Conclusion

Consumer product safety is best served when we resolve safety issues so that all stakeholders—industry and consumers—know what CPSC believes is the safest option going forward.  Predictability in the marketplace is the key for both industry and consumers.  This is why I have tried to push CPSC to resolve or actively move forward on long-standing open issues such as Section 1101, voluntary recall rule, furniture tip-overs, and portable generators.  I also strongly believe that we need to move forward on addressing additional safety concerns that have remained unresolved for many, many years, such as window cord strangulation and crib bumper suffocation. Delaying action on these issues compromises the CPSC’s ability to fulfill its mission of keeping consumers safe.
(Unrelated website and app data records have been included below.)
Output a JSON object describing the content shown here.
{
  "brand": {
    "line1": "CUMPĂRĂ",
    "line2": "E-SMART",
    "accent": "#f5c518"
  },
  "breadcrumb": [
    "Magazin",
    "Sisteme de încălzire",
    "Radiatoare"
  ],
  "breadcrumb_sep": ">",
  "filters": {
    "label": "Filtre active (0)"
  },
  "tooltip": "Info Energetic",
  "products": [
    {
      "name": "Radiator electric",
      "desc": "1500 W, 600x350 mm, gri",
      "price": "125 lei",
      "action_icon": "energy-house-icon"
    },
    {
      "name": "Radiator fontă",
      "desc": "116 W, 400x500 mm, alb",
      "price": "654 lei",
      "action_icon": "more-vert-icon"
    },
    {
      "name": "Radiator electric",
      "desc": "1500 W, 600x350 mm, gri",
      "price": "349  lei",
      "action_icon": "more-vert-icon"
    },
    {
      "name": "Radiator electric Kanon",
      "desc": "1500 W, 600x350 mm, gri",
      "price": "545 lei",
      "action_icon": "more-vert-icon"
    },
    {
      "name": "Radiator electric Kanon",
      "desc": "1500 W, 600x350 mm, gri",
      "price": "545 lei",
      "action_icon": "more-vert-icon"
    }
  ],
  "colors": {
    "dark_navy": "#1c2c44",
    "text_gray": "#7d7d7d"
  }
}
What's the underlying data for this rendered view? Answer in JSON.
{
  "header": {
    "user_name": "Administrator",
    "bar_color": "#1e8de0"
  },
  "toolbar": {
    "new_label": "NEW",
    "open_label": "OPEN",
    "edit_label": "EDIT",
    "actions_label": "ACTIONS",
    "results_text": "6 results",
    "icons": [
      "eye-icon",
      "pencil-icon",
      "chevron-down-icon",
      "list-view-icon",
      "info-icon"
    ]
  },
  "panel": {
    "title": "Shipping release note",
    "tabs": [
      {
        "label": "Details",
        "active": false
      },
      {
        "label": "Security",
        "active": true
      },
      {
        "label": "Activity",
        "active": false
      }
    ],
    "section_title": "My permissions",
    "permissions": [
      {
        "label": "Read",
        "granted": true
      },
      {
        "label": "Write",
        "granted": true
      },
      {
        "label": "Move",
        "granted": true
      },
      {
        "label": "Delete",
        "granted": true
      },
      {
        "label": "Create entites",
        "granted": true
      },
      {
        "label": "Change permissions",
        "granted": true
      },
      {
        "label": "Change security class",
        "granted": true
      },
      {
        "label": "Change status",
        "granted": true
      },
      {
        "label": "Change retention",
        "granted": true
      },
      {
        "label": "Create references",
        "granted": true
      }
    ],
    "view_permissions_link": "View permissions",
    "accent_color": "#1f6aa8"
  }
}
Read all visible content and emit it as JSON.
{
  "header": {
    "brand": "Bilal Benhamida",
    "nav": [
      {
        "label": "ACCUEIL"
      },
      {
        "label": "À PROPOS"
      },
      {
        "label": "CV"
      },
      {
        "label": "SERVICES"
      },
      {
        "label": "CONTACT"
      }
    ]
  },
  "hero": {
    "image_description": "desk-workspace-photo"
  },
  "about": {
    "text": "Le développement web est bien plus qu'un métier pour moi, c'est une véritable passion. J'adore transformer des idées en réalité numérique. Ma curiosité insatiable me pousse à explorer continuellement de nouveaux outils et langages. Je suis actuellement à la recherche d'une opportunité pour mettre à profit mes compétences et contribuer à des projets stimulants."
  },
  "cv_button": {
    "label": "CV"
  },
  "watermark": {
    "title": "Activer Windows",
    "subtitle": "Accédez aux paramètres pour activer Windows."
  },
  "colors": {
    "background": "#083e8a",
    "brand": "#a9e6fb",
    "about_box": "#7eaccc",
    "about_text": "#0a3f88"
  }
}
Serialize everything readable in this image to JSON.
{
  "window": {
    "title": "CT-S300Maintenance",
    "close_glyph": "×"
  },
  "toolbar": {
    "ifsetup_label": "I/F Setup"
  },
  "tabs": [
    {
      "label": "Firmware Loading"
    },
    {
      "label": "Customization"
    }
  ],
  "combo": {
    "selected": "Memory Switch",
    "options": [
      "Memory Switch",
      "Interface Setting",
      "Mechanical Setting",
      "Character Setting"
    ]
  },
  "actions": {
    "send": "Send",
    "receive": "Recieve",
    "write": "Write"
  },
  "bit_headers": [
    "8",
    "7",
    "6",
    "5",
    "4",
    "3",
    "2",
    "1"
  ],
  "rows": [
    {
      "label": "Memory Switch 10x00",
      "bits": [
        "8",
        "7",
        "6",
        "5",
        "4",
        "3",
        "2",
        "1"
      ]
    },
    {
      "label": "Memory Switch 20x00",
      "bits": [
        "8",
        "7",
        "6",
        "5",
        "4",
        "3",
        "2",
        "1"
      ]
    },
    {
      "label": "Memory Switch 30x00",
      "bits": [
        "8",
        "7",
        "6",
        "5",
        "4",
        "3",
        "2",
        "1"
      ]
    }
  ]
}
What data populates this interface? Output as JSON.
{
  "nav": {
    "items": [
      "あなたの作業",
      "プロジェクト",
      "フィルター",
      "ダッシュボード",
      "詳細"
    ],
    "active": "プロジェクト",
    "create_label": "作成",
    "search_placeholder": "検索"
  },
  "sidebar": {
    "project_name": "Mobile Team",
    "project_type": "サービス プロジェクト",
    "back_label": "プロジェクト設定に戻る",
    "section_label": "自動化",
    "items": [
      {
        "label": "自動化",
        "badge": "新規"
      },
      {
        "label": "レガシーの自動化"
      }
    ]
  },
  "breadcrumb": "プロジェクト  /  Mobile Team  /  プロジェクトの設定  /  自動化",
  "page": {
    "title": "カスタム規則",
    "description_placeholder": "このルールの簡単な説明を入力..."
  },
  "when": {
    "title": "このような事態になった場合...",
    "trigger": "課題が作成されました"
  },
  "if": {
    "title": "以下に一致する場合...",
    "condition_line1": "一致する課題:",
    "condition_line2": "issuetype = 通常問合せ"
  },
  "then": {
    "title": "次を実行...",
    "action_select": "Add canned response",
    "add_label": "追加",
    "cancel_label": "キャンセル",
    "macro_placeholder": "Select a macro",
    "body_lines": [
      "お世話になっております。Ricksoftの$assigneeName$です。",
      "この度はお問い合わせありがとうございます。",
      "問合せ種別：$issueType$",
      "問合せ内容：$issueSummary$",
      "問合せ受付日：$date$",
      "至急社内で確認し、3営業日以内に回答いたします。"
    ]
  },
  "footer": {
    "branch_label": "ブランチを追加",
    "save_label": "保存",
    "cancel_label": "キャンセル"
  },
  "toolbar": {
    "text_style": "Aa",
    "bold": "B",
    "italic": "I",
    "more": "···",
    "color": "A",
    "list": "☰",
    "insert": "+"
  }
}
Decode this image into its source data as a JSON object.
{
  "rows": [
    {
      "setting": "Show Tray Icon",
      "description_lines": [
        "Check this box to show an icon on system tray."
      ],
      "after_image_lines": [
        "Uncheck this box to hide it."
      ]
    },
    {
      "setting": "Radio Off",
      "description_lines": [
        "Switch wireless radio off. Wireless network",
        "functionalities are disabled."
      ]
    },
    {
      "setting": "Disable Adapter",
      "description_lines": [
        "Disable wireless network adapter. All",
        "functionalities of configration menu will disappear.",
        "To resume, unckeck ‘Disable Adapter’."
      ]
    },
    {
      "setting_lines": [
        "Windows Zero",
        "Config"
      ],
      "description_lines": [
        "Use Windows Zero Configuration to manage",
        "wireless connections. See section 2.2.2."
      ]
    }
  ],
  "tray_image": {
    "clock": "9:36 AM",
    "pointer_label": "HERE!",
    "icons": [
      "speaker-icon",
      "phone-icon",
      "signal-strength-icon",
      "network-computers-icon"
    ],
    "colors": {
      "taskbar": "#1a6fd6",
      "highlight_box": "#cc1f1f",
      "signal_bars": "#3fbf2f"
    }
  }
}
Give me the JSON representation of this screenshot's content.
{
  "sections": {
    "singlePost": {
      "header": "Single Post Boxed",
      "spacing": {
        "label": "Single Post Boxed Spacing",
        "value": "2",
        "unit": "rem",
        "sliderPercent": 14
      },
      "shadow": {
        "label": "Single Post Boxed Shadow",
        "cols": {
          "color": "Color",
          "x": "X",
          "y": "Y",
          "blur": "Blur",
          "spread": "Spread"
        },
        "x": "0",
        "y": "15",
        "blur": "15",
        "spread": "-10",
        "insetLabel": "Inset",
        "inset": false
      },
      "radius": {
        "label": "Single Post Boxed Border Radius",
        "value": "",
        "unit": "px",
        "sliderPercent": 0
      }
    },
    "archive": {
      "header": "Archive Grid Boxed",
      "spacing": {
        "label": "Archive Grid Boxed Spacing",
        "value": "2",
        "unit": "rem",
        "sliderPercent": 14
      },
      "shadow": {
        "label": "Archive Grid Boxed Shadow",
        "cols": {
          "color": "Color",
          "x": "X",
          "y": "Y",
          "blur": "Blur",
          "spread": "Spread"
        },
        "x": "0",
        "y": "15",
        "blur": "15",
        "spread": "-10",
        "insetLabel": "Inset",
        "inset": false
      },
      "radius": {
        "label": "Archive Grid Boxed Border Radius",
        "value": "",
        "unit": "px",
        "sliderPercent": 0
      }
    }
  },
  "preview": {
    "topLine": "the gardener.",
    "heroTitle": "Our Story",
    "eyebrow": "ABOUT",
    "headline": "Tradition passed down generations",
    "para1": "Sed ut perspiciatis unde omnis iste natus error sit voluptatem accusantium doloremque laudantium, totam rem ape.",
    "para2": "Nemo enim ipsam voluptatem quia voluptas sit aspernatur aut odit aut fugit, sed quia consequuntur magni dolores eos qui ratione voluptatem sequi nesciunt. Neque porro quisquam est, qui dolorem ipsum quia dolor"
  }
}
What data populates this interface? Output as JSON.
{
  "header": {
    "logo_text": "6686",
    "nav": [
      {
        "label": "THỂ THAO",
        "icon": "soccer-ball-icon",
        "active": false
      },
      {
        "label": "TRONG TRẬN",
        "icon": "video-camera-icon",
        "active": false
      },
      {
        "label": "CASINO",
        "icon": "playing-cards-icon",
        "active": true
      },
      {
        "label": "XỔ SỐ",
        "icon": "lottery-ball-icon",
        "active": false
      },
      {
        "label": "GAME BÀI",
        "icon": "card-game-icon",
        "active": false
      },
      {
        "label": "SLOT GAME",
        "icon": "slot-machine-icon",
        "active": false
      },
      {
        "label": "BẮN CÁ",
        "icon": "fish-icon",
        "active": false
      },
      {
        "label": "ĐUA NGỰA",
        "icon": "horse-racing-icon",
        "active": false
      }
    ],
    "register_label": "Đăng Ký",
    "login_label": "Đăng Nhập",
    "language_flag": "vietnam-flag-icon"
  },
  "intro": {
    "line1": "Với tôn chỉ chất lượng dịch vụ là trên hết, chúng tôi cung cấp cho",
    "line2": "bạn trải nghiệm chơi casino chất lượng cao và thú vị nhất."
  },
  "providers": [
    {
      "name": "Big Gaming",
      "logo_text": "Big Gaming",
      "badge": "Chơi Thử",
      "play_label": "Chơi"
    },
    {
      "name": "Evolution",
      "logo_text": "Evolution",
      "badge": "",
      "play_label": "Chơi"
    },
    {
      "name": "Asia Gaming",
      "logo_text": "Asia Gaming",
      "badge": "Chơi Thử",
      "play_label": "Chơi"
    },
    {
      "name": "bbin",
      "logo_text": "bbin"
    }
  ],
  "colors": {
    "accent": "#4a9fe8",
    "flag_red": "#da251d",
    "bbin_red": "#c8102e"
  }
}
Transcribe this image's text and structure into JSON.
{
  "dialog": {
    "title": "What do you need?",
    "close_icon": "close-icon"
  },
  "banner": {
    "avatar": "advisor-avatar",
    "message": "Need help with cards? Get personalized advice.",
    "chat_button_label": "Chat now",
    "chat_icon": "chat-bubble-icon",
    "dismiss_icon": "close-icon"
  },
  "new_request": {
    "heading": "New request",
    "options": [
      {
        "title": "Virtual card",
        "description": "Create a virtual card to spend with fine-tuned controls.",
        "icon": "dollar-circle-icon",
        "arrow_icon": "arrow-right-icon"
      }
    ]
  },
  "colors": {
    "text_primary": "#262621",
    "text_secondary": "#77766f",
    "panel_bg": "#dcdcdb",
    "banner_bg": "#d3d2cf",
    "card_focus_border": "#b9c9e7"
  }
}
Americans’ lives depend on our action and commitment to make smart decisions for their protection.    

The fiscal year 2017 Operating Plan allows us to move forward on addressing critical safety issues facing consumers today.  I was proud to vote for it and I look forward to making strides in fulfilling our mission of protecting the public against unreasonable risks of injury from consumer products.

[1] Statement of Commissioner Buerkle on the FY17 Operating Plan, October 21, 2016, https://www.cpsc.gov/about-cpsc/commissioner/ann-marie-buerkle/statements/commissioner-buerkle-statement-on-the-fy17

[2] Id.

[3] Carboxyhemoglobin (COHb) – expressed as a percentage, reflects the percentage share of the body’s total hemoglobin pool occupied by CO. Although the relationship is not absolute, COHb levels can provide a useful index of CO poisoning severity.